Amtrak
at Milepost 10_ (10 years)format= requires url= (help ). PTJ Publishing. ISBN 0-937658-06-5 .

FURTHER READING

* Baron, David P. (August 1990). "Distributive Politics and the Persistence of Amtrak". _ The Journal of Politics _. 52 (3): 883–913.

* Hanus, Chris; Shaske, John (2009). _USA West by Train: The Complete Amtrak
Amtrak
Travel Guide_. Way of the Rail Publishing. ISBN 978-0-9730897-6-9 . * Pitt, John (2008). _USA by Rail_. Bradt Travel Guides. ISBN 978-1-84162-255-2 . * Wilner, Frank N. (2013). _Amtrak: Past, Present, Future_. Simmons-Boardman Books. ISBN 978-0-911-382600 .

EXTERNAL LINKS

_ Wikimedia Commons has media related to AMTRAK _.

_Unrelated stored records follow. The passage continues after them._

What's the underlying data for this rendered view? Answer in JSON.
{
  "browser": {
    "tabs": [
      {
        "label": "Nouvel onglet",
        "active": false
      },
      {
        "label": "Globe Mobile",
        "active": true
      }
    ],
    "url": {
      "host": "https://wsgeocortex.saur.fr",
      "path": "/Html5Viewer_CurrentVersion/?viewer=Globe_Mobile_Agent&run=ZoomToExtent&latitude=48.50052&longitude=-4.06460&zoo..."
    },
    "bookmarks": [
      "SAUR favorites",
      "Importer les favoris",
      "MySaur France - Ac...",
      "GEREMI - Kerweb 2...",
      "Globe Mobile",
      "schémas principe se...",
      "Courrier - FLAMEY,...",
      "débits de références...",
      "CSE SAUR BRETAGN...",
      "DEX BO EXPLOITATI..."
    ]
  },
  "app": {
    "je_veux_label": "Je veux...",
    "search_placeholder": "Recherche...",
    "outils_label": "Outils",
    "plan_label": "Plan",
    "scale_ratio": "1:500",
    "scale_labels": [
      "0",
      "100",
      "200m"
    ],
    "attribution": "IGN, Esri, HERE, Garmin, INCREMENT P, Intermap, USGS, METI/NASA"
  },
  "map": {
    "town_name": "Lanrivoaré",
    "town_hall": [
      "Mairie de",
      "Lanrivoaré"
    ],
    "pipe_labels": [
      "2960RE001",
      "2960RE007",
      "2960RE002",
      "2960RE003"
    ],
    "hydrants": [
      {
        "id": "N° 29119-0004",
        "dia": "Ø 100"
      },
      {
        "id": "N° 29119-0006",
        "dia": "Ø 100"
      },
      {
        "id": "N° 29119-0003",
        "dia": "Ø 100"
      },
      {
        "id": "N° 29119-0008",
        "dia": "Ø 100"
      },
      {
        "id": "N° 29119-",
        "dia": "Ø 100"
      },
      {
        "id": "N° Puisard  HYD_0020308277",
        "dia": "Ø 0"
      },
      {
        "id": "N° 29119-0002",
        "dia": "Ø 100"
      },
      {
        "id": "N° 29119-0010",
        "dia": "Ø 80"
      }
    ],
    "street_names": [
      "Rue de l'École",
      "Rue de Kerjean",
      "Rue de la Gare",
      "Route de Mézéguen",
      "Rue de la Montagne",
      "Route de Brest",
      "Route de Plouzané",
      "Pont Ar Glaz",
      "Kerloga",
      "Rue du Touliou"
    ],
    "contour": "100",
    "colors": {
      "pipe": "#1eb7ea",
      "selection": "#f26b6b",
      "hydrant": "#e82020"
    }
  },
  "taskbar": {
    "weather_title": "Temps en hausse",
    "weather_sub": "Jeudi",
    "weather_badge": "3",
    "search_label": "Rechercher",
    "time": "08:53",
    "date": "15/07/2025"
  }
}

_ Wikivoyage has a travel guide for RAIL